Nonetheless, I found something that my increasingly fractured mind could listen to. The music, I would learn, was of a genre that labored under the unfortunate category title of electroacoustic improvisation, an outlier beyond the intersection of free jazz and Cagean classical music. Sometimes it sounds more like nature than music, violins swarming like bees or ancestral bagpipes. A forlorn solo contra bass sawing away in a pergola in the middle of a downpour. Wandelweiser Records, the imprint of the European Wandelweiser Group also is an extensive source of this music, only available in CD, too. Jürg Frey is a prominent composer within this collective (as is Michael Pisaro).

Frey would be a good place to start for anyone interested in going to the trouble of listening. For the uninitiated, his Grizzana and other pieces 2009-2014 (Another Timbre) is worth hearing. The instruments are familiar, clarinet, violin, flute, viola, piano, cello, organ, the pieces austere and romantic, redolant of Frey’s Switzerland. It unwinds slowly, achingly. The second disc is painful in its unsparing beauty.

The slightly more adventurist might try another album of Frey’s, a duet with the Austrian trombonist Radu Malfatti on Erstwhile (072-02). The sound is incredibly spare, a tone of clarinet like fog settling over water. Malfatti’s trombone is like the distant baying of a moose in a thicket, the tone airy, disappearing into air itself. The two carry on a very slow conversation punctated by silence. It’s like they’re waiting and thinking and boiling down what they want to play to its most basic utterance. Once you relax, the music envelopes you. Or it least it did me, during those days of sleepless insanity. I still listen to it, even after I finally found a doctor who figured out what was wrong with me and my body. At this very moment in my office, Radu Malfatti and Jürg Frey low back and forth as if over a pocket alpine lake, while a rooster announces itself outside somewhere in my neighborhood, and somewhere else outside here the banging of a hammer rings out, the remodel up the street. The music mingles with all the other sounds, more random than a soundtrack, becoming part of the fabric.

This quiet and baffling music is one of the valuable artifacts that stuck with me from that wretched time a year ago. Since returning to sleep and regular life, I find it simple yet complicated, abstract, vaporous, impossible in the end to pin down other than it doesn’t sound contrived, which is what irritated me about normal music in the first place. (I still find that irritating even though I mostly sleep fine.)


If you want to find out more, here are some good places to start:
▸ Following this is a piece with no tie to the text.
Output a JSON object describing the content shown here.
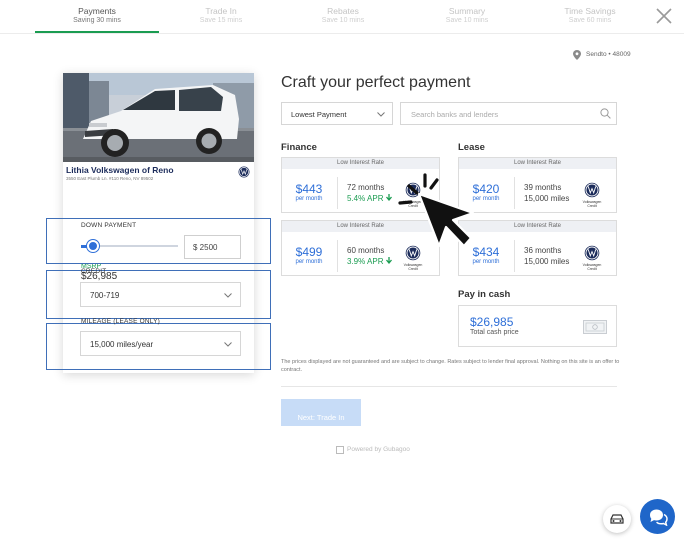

Erstwhile has since made it easier to obtain its catalog with downloads on Bandcamp; although if you email, the head honcho, Jon Abbey, a real cool guy, emails you back. Elsewhere is also a distributor for Wandelweiser and Another Timbre, among many much more esoteric labels: http://www.erstwhilerecords.com/catalog/072.html.


A great writer named Brian Olewnick has a blog Just Outside (http://olewnick.blogspot.com/).


Thousands of very perceptive reviews of this music. Always accessible and eloquent. Olewnick also just published a wonderful biography: Keith Rowe: The Room Extended.


For Wandelweiser records: https://www.wandelweiser.de/_e-w-records/_ewr-catalogue/index.html.


For Grizzana and Other Pieces: http://www.anothertimbre.com/freygrizzana.html.

© 2019 by Roy Parvin